  • How can we decide on matters that are important to us, that will be used in a vote?  
  • What topics will you vote on? Topics could include what meals you will eat at your next camp, how you will form teams for another activity, or whether you will meet outside every second week. 
  • How will you decide on who will vote and who will not for each? Brainstorm a few ways to decide. Maybe only members of a certain Lair or Patrol can vote for an issue, or only people with laces on their shoes. Do not choose things that will hurt anyone’s feelings, like their weight or skin colour. 


  • Select a range of topics to vote on. It works best if these are real issues that you are interested in or will impact on you. Label two small containers with ‘Yes’ and No’. 
  • Give each person a counter and invite them to vote on each issue in turn.  
  • Make a count for each vote and then redistribute the counters.  
  • For a couple of the votes, exclude some people from voting based on what you brainstormed from earlier. For example, you can’t vote if you are wearing green/have a missing tooth, etc. Keep a note of these, as you will refer to them later. 


  • After the voting, take a chance to talk about how everyone felt about being left out of a vote which they cared about.  
  • Are there any groups who are excluded from voting now? In the past? The UN Convention of the Rights of the Child (UNCRC), Article 12, states that children have the right to participate in decision-making processes that may be relevant in their lives. Do they feel that there are opportunities for their voices to be listened to? At school? In the community? Elsewhere? 
  • Remember to submit your activities on our Scouts for Sustainability Take Action Map


  • Bins/Small containers 
  • Counters (bingo or counting chips, or small paper card for each participant for voting) 

Keep it Simple

  • Shorten the activity by only allowing one or two people to make all the decisions about various things. The person leading the activity may appoint a small group of people to make all the choices for the group. After this exercise, ask how this made everyone else feel. Why does it important to listen to each other and value other’s opinions?  

Take it Further

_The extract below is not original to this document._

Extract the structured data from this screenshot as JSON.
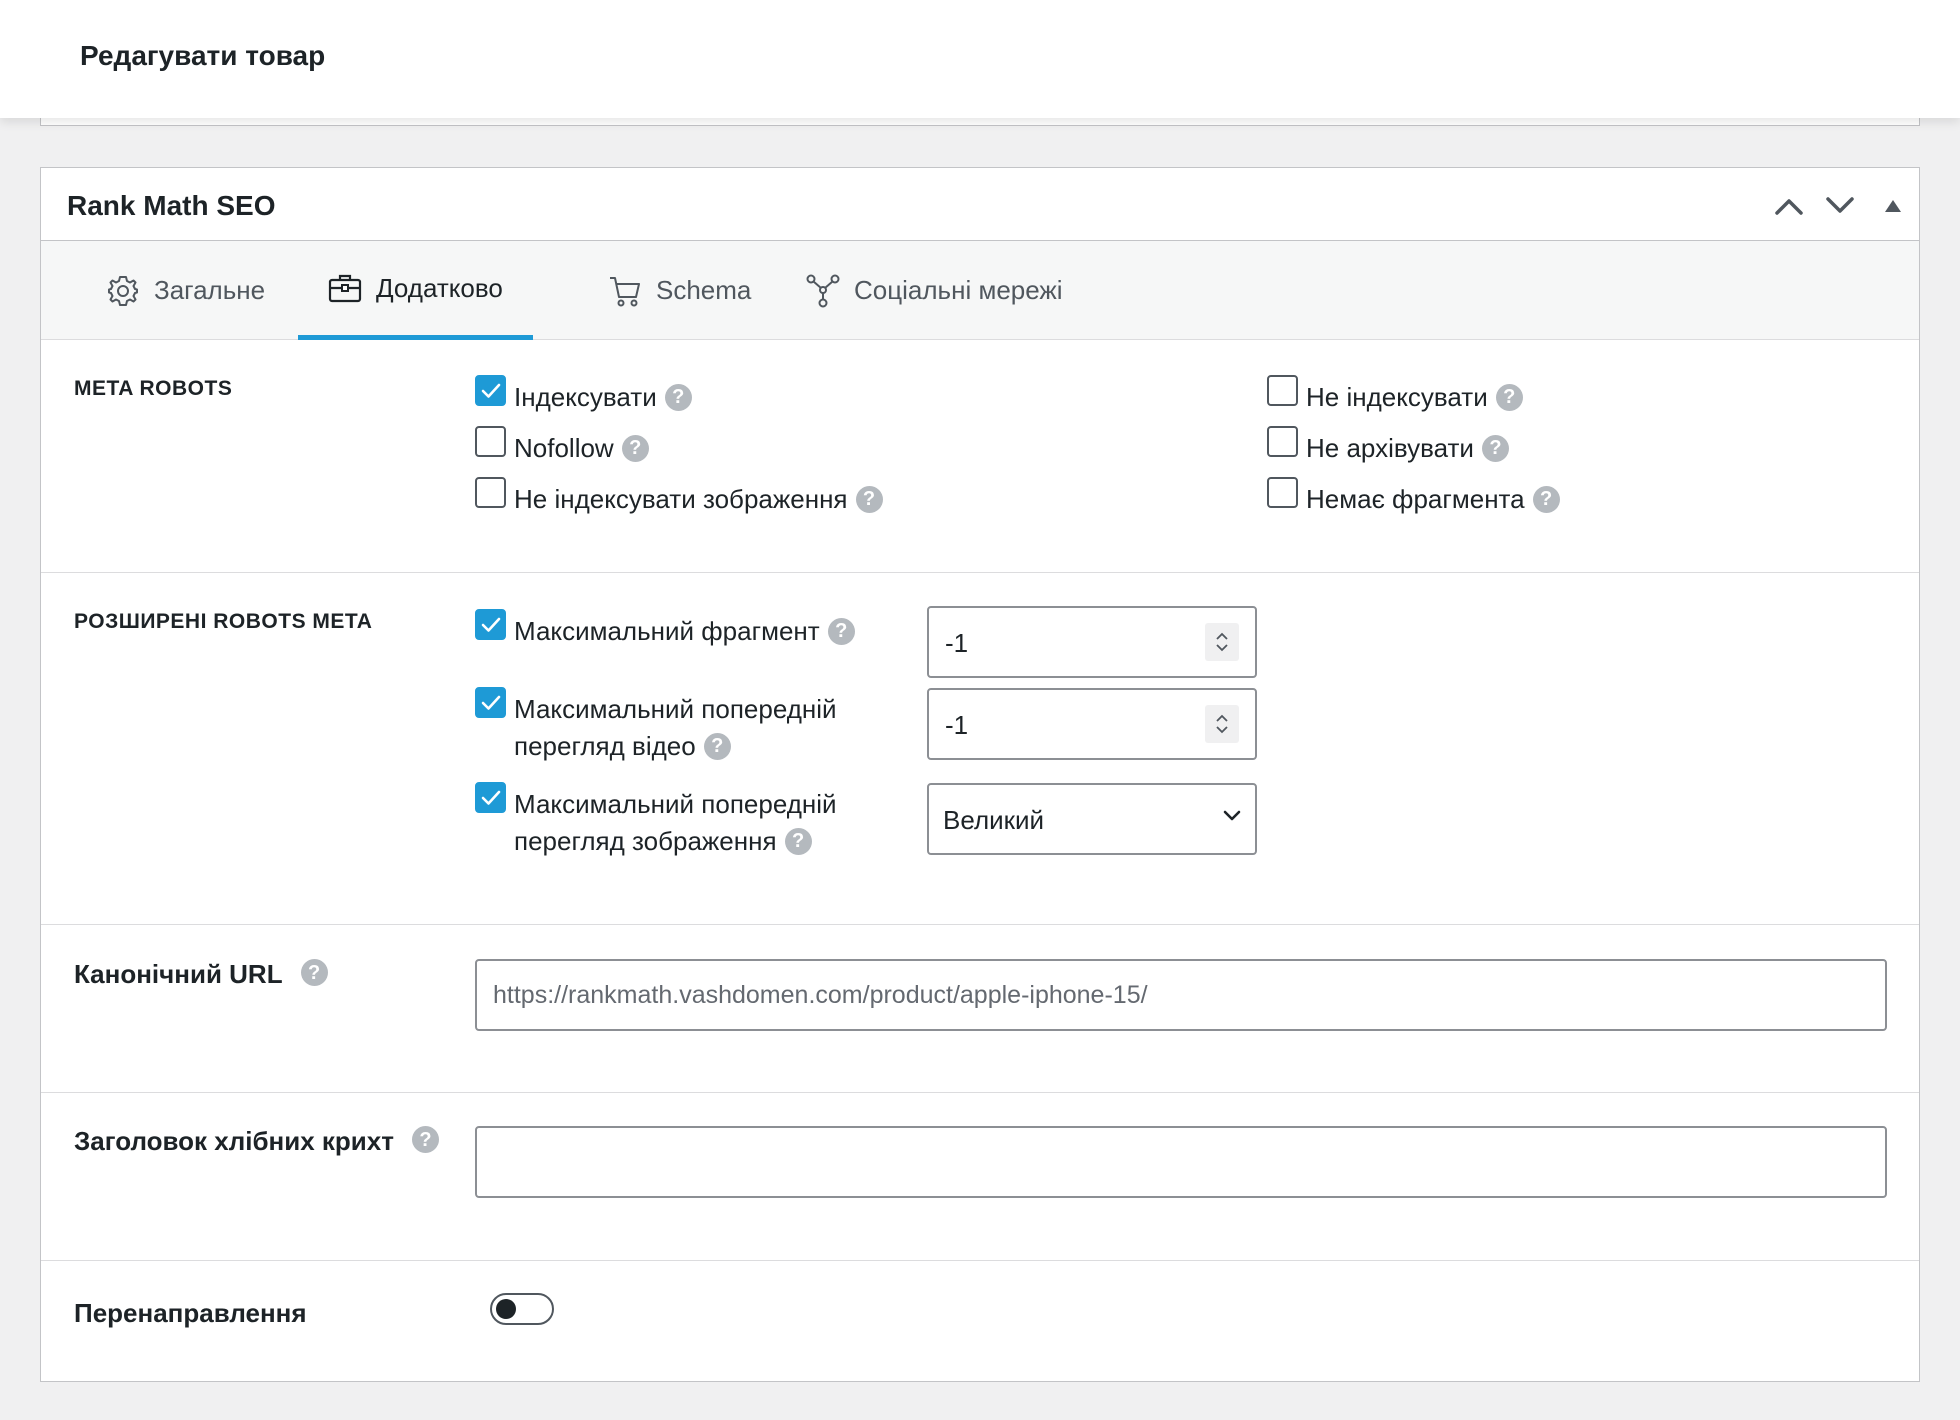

  • Take it further and check out the link provided. Lead into deeper discussions about voting in Canada and discuss the fact that women did not always have the right to vote. How does this make you feel? Furthermore, discuss the importance of voting once you are old enough. Why is it important to exercise our right to vote?  
  • Additionally, if timing aligns follow an election in Canada or elsewhere in the world. Track who the candidates are, what the issues are and the results. Do you notice any trends in the results?